The process of eviction
If the Housing Service does obtain a Court Order to evict you from the property and you breach any terms of the court order then before the Bailliffs warrant can be applied for final approval must be given by the Housing Review Panel. After this the case will be referred to the Court for a bailliff warrant and you will be informed of this by your Management Officer. Once the Court has made a date for the eviction the Bailliff will write and inform you.
Once you have been informed that the Housing Service is seeking your eviction you can seek information from Shelter (see link) or the CAB. You can also make an appointment to discuss your housing situation with a Housing Options Adviser. You MUST take some action either to obtain a "stay" of the execution of the warrant or to arrange alternative housing and removal/storage of your personal property. Once a Bailliff warrant has been "executed" then the property will be secured and the locks changed. You will have no right to re enter the property except by prior arrangement with your Management Officer for a one off entry to clear your personal effects.
Period of notice
We must usually serve you with at least four weeks notice of our intention to repossess your home before we can take a case to court. There are certain circumstances where a court action can be taken immediately after serving the notice – for example in cases of serious nuisance.
We will try to work with tenants to solve any problems and get their tenancies back on track, but if the problems persist, we will take action.
The most common grounds under which a court will grant an order for repossession are:

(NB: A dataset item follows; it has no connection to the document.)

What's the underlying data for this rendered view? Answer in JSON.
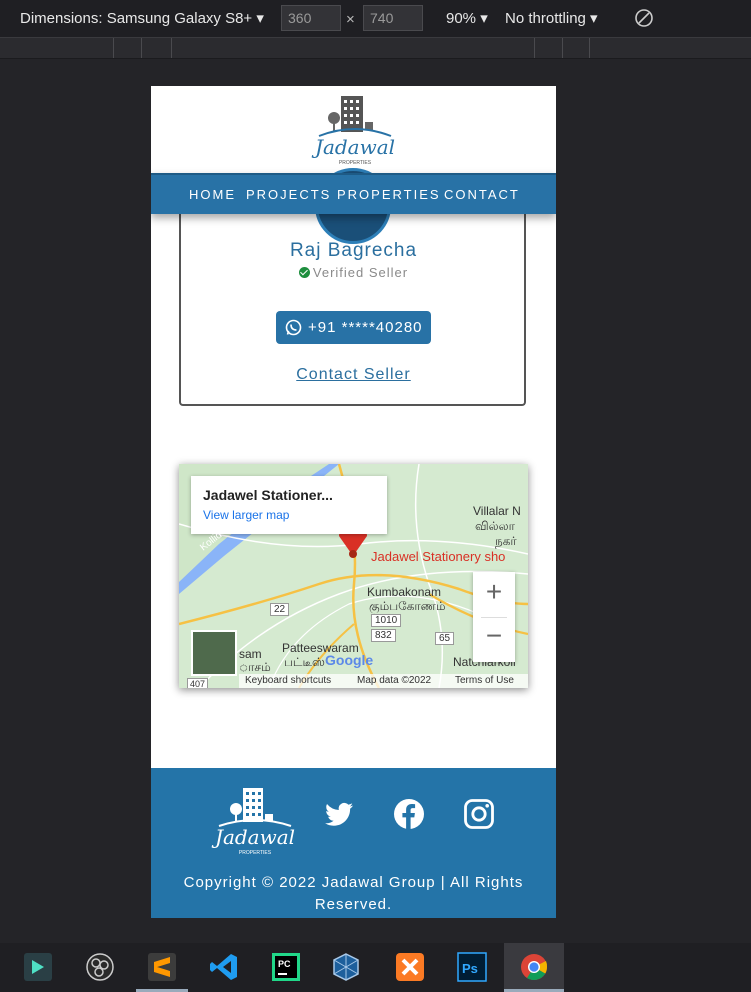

- If you have not paid your rent
- If you have not given contractors access to carry out the annual gas safety check
- If you or members of your household have behaved in an anti-social manner, such as harassing or causing serious nuisance to your neighbours
- If you have damaged or neglected your home
- If you have been convicted of a serious criminal offence, for example you have been convicted of dealing in drugs
- If you have given fraudulent information in order to obtain your tenancy
If you have been served a Notice of Seeking Possession or have been referred to Court you should obtran independent advice. Advice and assistance can be obtained from the Citizens Advice Bureau or from Shelter